* [PROBLEM DESCRIPTION]: Find all lines with the word "Εκτέλεση" in the material, then copy them.

--- GIVEN INFORMATION Enclosed Below ---

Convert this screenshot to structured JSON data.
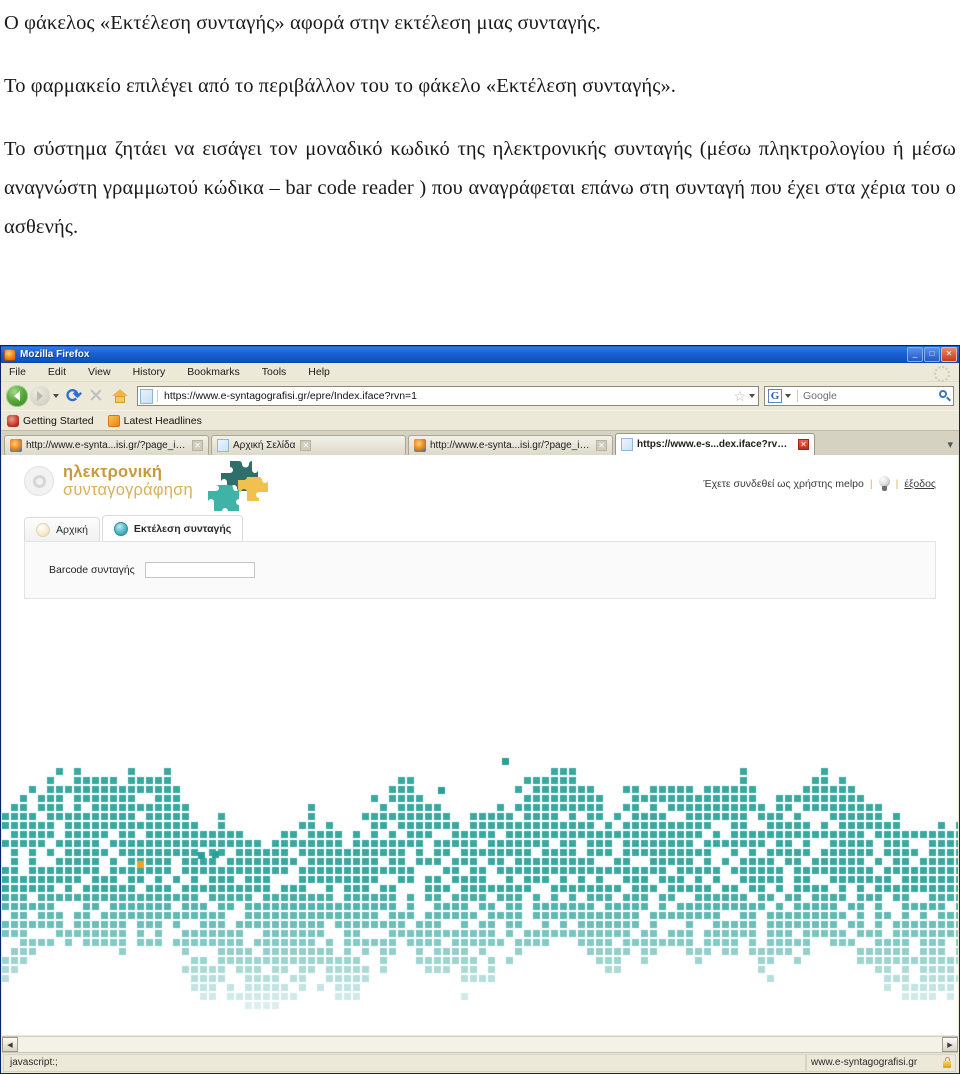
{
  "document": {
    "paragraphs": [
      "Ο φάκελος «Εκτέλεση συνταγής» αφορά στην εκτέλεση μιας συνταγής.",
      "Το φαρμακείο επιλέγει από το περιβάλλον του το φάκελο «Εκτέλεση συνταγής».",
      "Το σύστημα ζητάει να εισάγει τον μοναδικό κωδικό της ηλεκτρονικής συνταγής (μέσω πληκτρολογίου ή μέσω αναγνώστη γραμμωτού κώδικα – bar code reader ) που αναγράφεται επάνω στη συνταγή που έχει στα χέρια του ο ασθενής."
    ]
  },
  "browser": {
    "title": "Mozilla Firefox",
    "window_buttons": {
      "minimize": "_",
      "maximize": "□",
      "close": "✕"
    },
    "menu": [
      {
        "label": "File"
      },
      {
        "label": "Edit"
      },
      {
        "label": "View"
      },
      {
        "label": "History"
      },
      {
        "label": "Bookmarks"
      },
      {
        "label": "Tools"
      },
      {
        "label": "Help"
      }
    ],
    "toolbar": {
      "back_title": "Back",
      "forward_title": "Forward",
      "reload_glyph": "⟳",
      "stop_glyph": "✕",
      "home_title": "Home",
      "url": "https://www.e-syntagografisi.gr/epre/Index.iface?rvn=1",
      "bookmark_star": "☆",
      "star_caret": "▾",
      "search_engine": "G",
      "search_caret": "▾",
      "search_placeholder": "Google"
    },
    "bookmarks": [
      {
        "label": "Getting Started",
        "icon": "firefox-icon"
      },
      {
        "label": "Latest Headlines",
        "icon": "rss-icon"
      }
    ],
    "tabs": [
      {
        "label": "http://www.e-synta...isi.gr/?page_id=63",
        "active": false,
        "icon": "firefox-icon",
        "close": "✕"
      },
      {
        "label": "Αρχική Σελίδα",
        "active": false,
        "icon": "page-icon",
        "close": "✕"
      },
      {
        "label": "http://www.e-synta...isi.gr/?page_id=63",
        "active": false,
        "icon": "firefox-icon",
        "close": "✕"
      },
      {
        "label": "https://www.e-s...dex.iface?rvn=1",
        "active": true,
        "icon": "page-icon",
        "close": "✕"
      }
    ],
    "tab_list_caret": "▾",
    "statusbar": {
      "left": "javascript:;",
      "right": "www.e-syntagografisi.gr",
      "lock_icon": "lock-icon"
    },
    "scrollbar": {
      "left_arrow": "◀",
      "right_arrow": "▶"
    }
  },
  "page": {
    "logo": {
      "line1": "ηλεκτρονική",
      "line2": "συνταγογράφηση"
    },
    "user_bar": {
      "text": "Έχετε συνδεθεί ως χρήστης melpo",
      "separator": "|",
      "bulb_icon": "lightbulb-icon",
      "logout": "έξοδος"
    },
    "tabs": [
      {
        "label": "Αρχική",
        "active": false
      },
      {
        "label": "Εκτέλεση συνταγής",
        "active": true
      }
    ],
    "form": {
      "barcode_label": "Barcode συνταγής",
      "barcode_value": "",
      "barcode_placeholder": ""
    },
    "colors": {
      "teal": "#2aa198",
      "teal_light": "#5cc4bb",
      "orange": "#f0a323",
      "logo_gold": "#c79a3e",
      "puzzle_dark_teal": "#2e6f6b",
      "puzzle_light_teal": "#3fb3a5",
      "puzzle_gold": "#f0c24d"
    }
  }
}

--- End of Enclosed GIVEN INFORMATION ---
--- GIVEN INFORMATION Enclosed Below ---

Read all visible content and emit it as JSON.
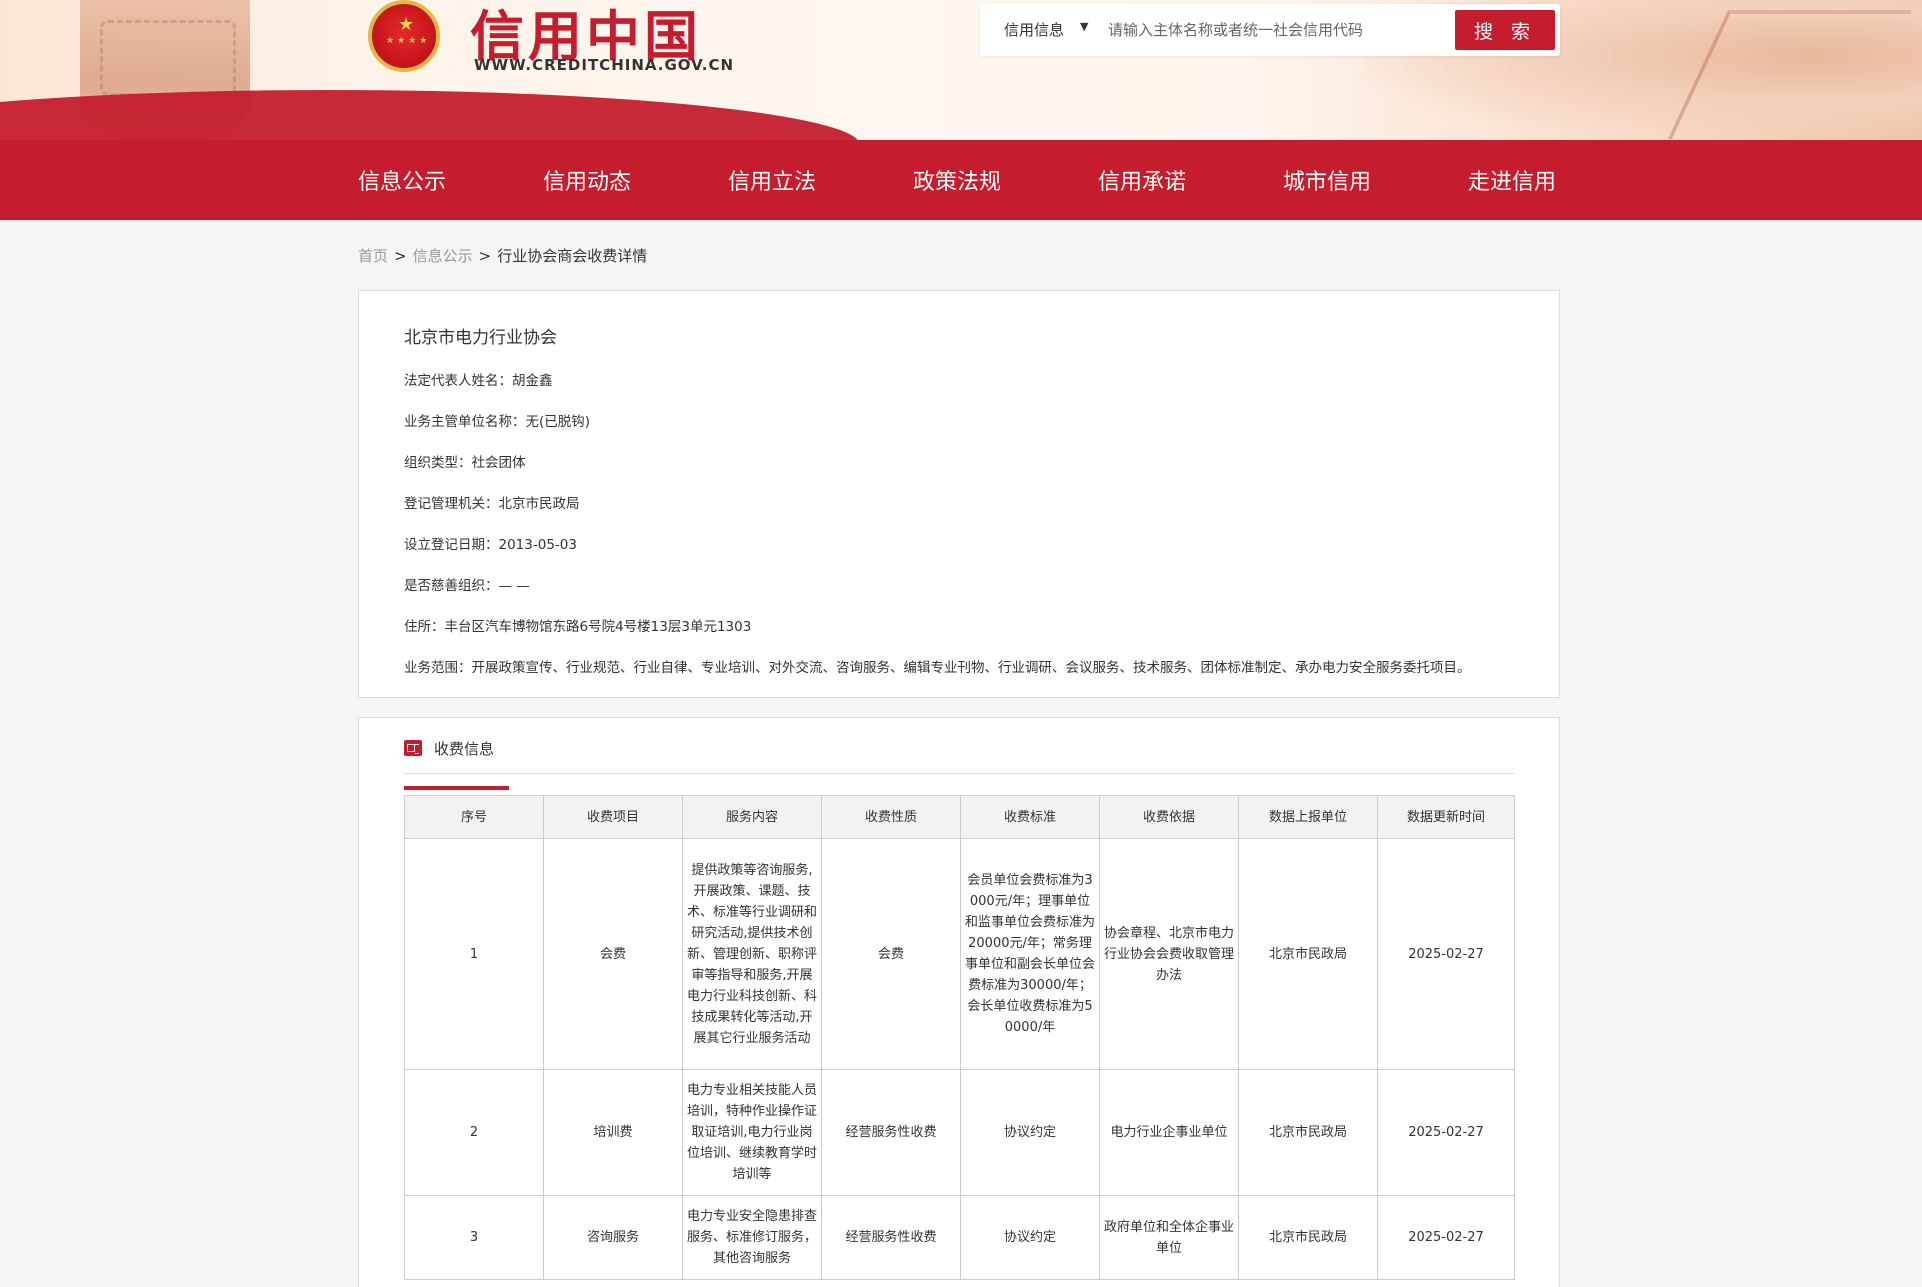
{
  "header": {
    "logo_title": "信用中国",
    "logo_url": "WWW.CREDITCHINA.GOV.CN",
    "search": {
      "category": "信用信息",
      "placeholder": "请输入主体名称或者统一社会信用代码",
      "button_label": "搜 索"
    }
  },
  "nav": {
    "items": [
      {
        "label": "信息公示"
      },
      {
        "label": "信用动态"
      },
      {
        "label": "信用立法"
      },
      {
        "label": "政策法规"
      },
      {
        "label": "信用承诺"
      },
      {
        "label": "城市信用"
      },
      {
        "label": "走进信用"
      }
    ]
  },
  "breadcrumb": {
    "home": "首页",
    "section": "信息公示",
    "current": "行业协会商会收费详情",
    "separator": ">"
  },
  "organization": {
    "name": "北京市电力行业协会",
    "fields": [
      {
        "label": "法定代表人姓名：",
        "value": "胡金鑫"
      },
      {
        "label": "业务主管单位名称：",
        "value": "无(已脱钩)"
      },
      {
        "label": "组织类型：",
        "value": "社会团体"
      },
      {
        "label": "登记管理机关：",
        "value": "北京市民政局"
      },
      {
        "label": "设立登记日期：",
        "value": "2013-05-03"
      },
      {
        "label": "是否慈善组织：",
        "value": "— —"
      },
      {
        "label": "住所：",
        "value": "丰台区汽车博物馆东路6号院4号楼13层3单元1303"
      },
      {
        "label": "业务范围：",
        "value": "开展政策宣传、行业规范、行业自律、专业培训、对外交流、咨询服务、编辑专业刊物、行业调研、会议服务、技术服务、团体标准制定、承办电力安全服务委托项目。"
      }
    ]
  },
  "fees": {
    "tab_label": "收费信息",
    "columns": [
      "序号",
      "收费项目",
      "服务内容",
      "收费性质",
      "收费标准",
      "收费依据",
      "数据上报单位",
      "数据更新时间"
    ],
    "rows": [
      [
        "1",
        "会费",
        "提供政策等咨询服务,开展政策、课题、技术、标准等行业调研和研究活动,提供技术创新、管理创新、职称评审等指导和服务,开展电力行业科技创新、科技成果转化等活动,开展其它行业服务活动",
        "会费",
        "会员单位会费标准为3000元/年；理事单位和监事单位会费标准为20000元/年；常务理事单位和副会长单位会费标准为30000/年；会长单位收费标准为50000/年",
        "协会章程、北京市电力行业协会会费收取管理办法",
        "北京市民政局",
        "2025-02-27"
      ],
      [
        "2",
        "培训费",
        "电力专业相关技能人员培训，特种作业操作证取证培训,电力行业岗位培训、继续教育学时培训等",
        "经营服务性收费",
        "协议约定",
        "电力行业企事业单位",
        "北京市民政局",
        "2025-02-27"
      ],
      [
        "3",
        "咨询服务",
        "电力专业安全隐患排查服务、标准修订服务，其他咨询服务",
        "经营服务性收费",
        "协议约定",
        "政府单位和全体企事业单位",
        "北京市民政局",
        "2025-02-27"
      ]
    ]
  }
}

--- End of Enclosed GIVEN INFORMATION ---

* [SOLUTION BELOW]:
      "Ο φάκελος «Εκτέλεση συνταγής» αφορά στην εκτέλεση μιας συνταγής.",
      "Το φαρμακείο επιλέγει από το περιβάλλον του το φάκελο «Εκτέλεση συνταγής».",
        "label": "Εκτέλεση συνταγής",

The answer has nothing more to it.